Exercise instructions:
Whatever the records say, set them down exactly.

Available data:
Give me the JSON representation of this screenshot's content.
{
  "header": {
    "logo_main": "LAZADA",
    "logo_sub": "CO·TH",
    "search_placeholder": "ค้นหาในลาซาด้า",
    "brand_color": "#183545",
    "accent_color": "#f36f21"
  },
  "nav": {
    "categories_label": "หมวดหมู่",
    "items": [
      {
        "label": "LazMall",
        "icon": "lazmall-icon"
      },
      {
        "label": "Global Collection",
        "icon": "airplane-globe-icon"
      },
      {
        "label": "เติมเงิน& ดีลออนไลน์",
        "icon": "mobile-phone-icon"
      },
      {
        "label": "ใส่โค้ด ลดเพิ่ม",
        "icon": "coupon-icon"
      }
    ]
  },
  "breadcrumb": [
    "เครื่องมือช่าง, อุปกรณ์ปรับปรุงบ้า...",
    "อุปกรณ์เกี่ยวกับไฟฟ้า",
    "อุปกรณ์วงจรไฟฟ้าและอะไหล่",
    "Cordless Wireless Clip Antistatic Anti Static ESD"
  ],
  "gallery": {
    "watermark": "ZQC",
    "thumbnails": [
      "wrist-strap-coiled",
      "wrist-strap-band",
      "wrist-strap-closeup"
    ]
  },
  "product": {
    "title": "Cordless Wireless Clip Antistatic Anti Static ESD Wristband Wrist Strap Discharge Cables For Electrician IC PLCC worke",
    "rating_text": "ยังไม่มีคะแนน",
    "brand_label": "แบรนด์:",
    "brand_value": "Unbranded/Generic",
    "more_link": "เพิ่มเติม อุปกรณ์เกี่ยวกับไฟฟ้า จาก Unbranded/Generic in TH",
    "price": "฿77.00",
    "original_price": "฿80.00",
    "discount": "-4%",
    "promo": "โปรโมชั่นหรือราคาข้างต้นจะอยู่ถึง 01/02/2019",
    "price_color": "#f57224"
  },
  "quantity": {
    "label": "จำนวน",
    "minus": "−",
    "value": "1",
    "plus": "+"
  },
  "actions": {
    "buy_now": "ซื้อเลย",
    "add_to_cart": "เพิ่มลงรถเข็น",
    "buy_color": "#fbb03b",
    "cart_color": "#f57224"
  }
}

Expected output:
Give me the JSON representation of this screenshot's content.
{
  "header": {
    "logo_main": "LAZADA",
    "logo_sub": "CO·TH",
    "search_placeholder": "ค้นหาในลาซาด้า",
    "brand_color": "#183545",
    "accent_color": "#f36f21"
  },
  "nav": {
    "categories_label": "หมวดหมู่",
    "items": [
      {
        "label": "LazMall",
        "icon": "lazmall-icon"
      },
      {
        "label": "Global Collection",
        "icon": "airplane-globe-icon"
      },
      {
        "label": "เติมเงิน& ดีลออนไลน์",
        "icon": "mobile-phone-icon"
      },
      {
        "label": "ใส่โค้ด ลดเพิ่ม",
        "icon": "coupon-icon"
      }
    ]
  },
  "breadcrumb": [
    "เครื่องมือช่าง, อุปกรณ์ปรับปรุงบ้า...",
    "อุปกรณ์เกี่ยวกับไฟฟ้า",
    "อุปกรณ์วงจรไฟฟ้าและอะไหล่",
    "Cordless Wireless Clip Antistatic Anti Static ESD"
  ],
  "gallery": {
    "watermark": "ZQC",
    "thumbnails": [
      "wrist-strap-coiled",
      "wrist-strap-band",
      "wrist-strap-closeup"
    ]
  },
  "product": {
    "title": "Cordless Wireless Clip Antistatic Anti Static ESD Wristband Wrist Strap Discharge Cables For Electrician IC PLCC worke",
    "rating_text": "ยังไม่มีคะแนน",
    "brand_label": "แบรนด์:",
    "brand_value": "Unbranded/Generic",
    "more_link": "เพิ่มเติม อุปกรณ์เกี่ยวกับไฟฟ้า จาก Unbranded/Generic in TH",
    "price": "฿77.00",
    "original_price": "฿80.00",
    "discount": "-4%",
    "promo": "โปรโมชั่นหรือราคาข้างต้นจะอยู่ถึง 01/02/2019",
    "price_color": "#f57224"
  },
  "quantity": {
    "label": "จำนวน",
    "minus": "−",
    "value": "1",
    "plus": "+"
  },
  "actions": {
    "buy_now": "ซื้อเลย",
    "add_to_cart": "เพิ่มลงรถเข็น",
    "buy_color": "#fbb03b",
    "cart_color": "#f57224"
  }
}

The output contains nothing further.